Beyond possessing and operating with certain traits and characteristics (like kindness, honesty and determination), we shouldn’t be proving to anyone that we’re worthy of their love and commitment. Furthermore, what do these services look like on the other side? If someone is asking you to prove you’re “wife material,” what benefits is he offering in return to prove that he is “husband material?”

I very rarely hear that conversation happen—the one where men discuss how they need to prove to their potential mates that they are worthy to be husbands. The conversations I do hear, however, tend to center on women who were of great service to their partners, who supported them and did everything that wives supposedly do, but never received the ring and “happily ever after” they hoped for. 

And what if it works, this playing wifey? My good friend Donovon once told me that men want to marry me because I “behave like a wife.” When I asked him what that meant, he said I was genuinely warm and agreeable; that I know how to “cater to” the men I love; that I’m extremely giving. What I realized after listening to him was that none of those traits really pointed to me as a person as much as they pointed to my ability to be of service to a potential, or current, partner. 

The fact that what made me a good choice as a wife had nothing to do with who I am is what made feminism attractive for me. I, essentially, was erased from my own narrative, and I deserved to take up space in my relationship and in the world.

We deserve to take up space. We deserve to be desired and formally committed to because we are just that f*cking dope. Performing “wifely duties” shouldn’t be used as bait to trap some guy who only wants you because of the help you can provide him. Save all that wife work for an actual marriage; you’ll need the reserve.

Josie Pickens is an educator, cultural critic and solider of love. Follow her musings on Twitter @jonubian.

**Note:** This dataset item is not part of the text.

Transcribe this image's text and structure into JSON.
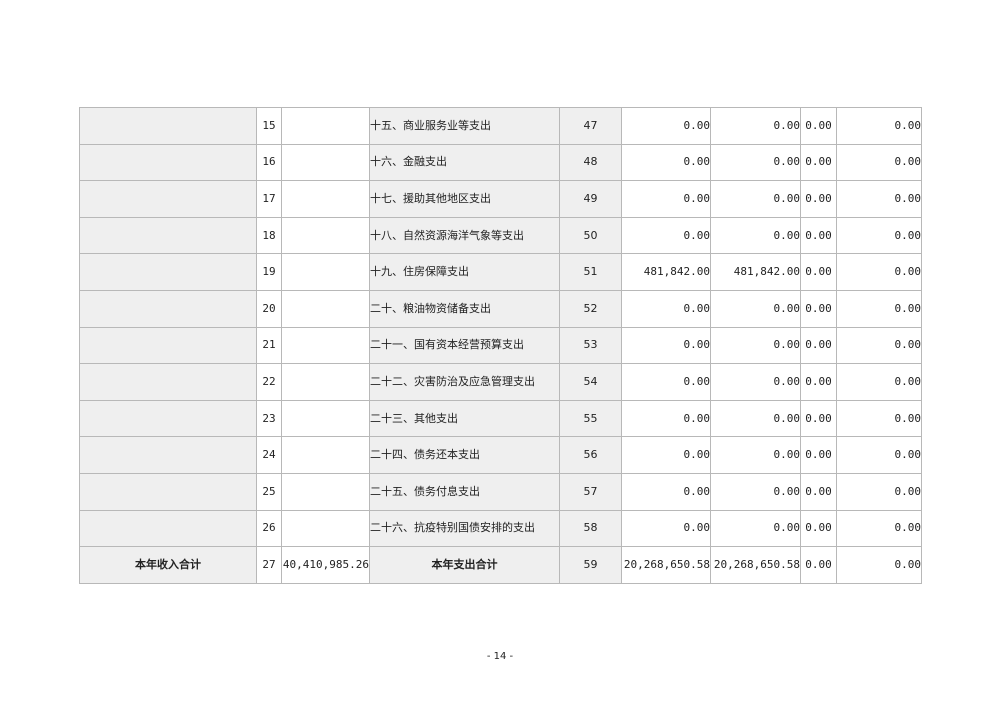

You may also like

Comments

Leave a reply

Your email address will not be published. Required fields are marked *